• **What is being asked**: Go over the data and copy out each line with "date" in it.

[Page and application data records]
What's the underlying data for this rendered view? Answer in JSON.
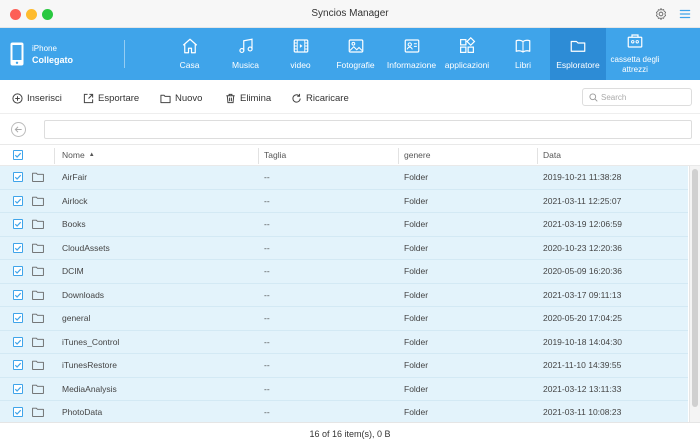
{
  "window": {
    "title": "Syncios Manager",
    "icons": [
      "settings-gear-icon",
      "menu-icon"
    ]
  },
  "device": {
    "name": "iPhone",
    "status": "Collegato",
    "icon": "phone-icon"
  },
  "nav": [
    {
      "id": "home",
      "label": "Casa",
      "icon": "home-icon"
    },
    {
      "id": "music",
      "label": "Musica",
      "icon": "music-note-icon"
    },
    {
      "id": "video",
      "label": "video",
      "icon": "film-icon"
    },
    {
      "id": "photos",
      "label": "Fotografie",
      "icon": "image-icon"
    },
    {
      "id": "info",
      "label": "Informazione",
      "icon": "contact-card-icon"
    },
    {
      "id": "apps",
      "label": "applicazioni",
      "icon": "apps-grid-icon"
    },
    {
      "id": "books",
      "label": "Libri",
      "icon": "book-icon"
    },
    {
      "id": "explorer",
      "label": "Esploratore",
      "icon": "folder-icon",
      "active": true
    },
    {
      "id": "toolbox",
      "label": "cassetta degli attrezzi",
      "icon": "toolbox-icon"
    }
  ],
  "colors": {
    "header": "#3fa4ea",
    "header_active": "#2d8cd6",
    "row_selected": "#e3f3fb",
    "checkbox": "#3fa4ea"
  },
  "toolbar": {
    "import_label": "Inserisci",
    "export_label": "Esportare",
    "new_label": "Nuovo",
    "delete_label": "Elimina",
    "reload_label": "Ricaricare",
    "search_placeholder": "Search"
  },
  "path": {
    "value": ""
  },
  "table": {
    "columns": {
      "name": "Nome",
      "size": "Taglia",
      "type": "genere",
      "date": "Data"
    },
    "sort_column": "name",
    "sort_direction": "asc",
    "rows": [
      {
        "name": "AirFair",
        "size": "--",
        "type": "Folder",
        "date": "2019-10-21 11:38:28"
      },
      {
        "name": "Airlock",
        "size": "--",
        "type": "Folder",
        "date": "2021-03-11 12:25:07"
      },
      {
        "name": "Books",
        "size": "--",
        "type": "Folder",
        "date": "2021-03-19 12:06:59"
      },
      {
        "name": "CloudAssets",
        "size": "--",
        "type": "Folder",
        "date": "2020-10-23 12:20:36"
      },
      {
        "name": "DCIM",
        "size": "--",
        "type": "Folder",
        "date": "2020-05-09 16:20:36"
      },
      {
        "name": "Downloads",
        "size": "--",
        "type": "Folder",
        "date": "2021-03-17 09:11:13"
      },
      {
        "name": "general",
        "size": "--",
        "type": "Folder",
        "date": "2020-05-20 17:04:25"
      },
      {
        "name": "iTunes_Control",
        "size": "--",
        "type": "Folder",
        "date": "2019-10-18 14:04:30"
      },
      {
        "name": "iTunesRestore",
        "size": "--",
        "type": "Folder",
        "date": "2021-11-10 14:39:55"
      },
      {
        "name": "MediaAnalysis",
        "size": "--",
        "type": "Folder",
        "date": "2021-03-12 13:11:33"
      },
      {
        "name": "PhotoData",
        "size": "--",
        "type": "Folder",
        "date": "2021-03-11 10:08:23"
      }
    ]
  },
  "footer": {
    "status": "16 of 16 item(s), 0 B"
  }
}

• **Solution to the problem**:
      "date": "Data"
        "date": "2019-10-21 11:38:28"
        "date": "2021-03-11 12:25:07"
        "date": "2021-03-19 12:06:59"
        "date": "2020-10-23 12:20:36"
        "date": "2020-05-09 16:20:36"
        "date": "2021-03-17 09:11:13"
        "date": "2020-05-20 17:04:25"
        "date": "2019-10-18 14:04:30"
        "date": "2021-11-10 14:39:55"
        "date": "2021-03-12 13:11:33"
        "date": "2021-03-11 10:08:23"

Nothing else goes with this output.